I've been doing some more one-to-one facilitation training this autumn, with someone who is a natural. It's been a real pleasure from my perspective, as most of what I've been suggesting has been practically useful and made sense to the person I've been working with. Which is always nice!
The four sessions we had were spaced out so that three came before the crucial event which was the focus of the training, and one came after.
In the first session, we mostly worked on crafting really helpful aims for the workshop: making them crystal clear and (where this made sense) empty of content. What do I mean by that? For example, changing "agree to set up a working group on X" to "agree what action, if any, to take on X".
In the second session, we worked on design: which tools, techniques or bits of process would best help the group meet the aims.
And the third session was where it got real: going through the draft design and running little thought experiments. What if someone doesn't like this bit of process? What if people can't easily divide themselves into the two groups the process depends on? What if the round of introductions overruns? It became clear in this session that the trainee had a lot of fears about things "going wrong" in the workshop. I chose to make these fears the agenda for our session.

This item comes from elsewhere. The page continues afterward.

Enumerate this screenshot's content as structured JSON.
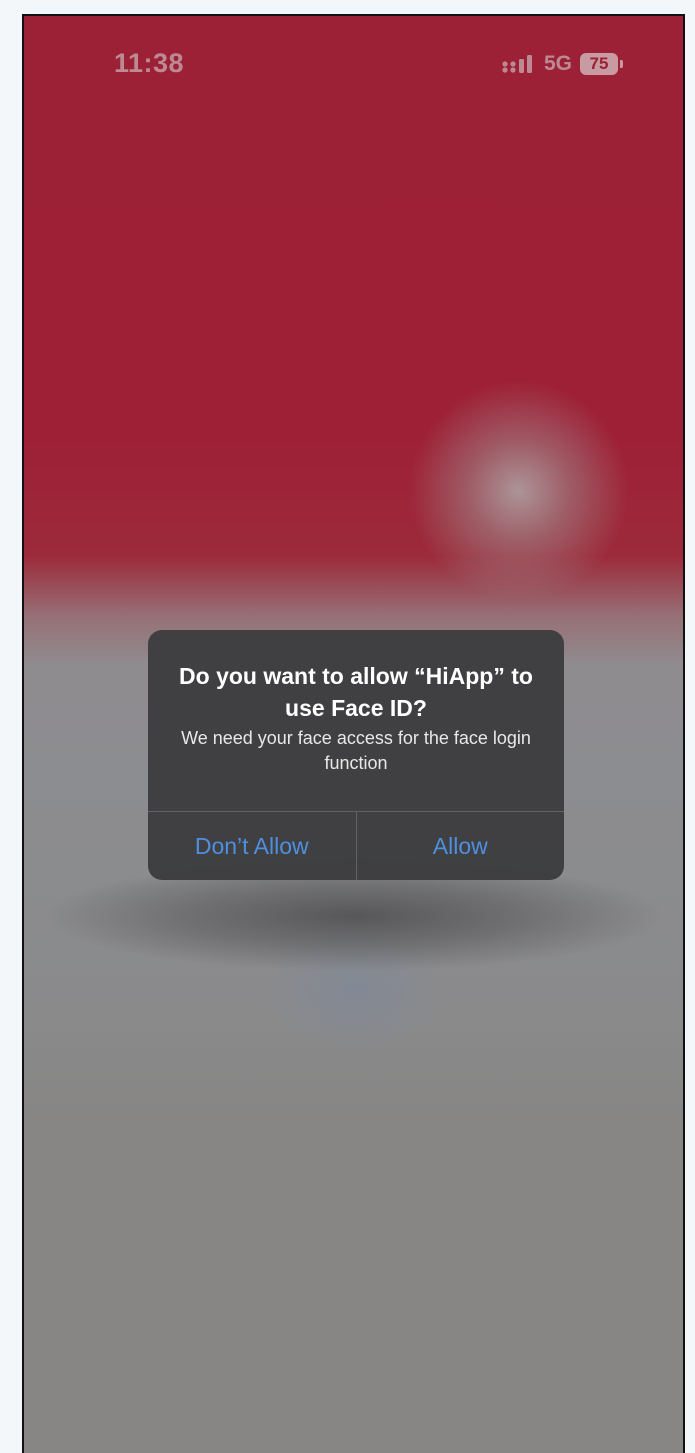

focus on fear?
I realise that I have an important relationship with fear. It's the emotion that butts its way in and uses up my energy. I know that a lot of people have this too. And a lot of people don't. So when I'm coaching, it's important that I notice when I feel afraid and consider whether it's my own fear, or something from my client that I'm picking up. And I know that many coaches would rather choose to work with the pull (enthusiasm, dreams, hopes, visions) than the push (what you want to avoid). I try to avoid focusing on the negative, but in this session fear seemed so clearly to set the agenda! I decided that to ignore the fears would be stubborn and unsuccessful.
What are you afraid of?
So we listed the fears on a flip chart, and then categorised them into three broad types: things that could be managed through preparation (e.g. design tweaks, process alternatives, 'things to come back to' flips, prepping a friendly participant to model brief intros); things that could be responded to 'in the moment' with body language and words that the trainee could practice in advance (e.g. interventions to respectfully request the conversation moves on); and things that might happen but would be fine.
In my mind, this third category had echoes of Nancy Kline's possible fact assumptions: to which the response from the coach or thinking partner is "That's possible. But what are you assuming that makes that stop you?" (For more on this, see Kline's classic Time to Think.)
And that would be fine
So the trainee's feared scenarios might come to pass: the group might decide at the start of the day that they wanted to add in a new chunky agenda item. And that would be fine.
The always-negative-person might complain and grouch. And that would be fine.
My trainee might be at a loss to know what to do at some point in the day. And that would be fine.
This part of the session was all about taking away the fear of these possibilities, and replacing it with curiosity, confidence or some other more positive emotion. Coupling that less fearful mindset with thinking through what she might do equipped her to be the great facilitator she turned out to be on the day itself.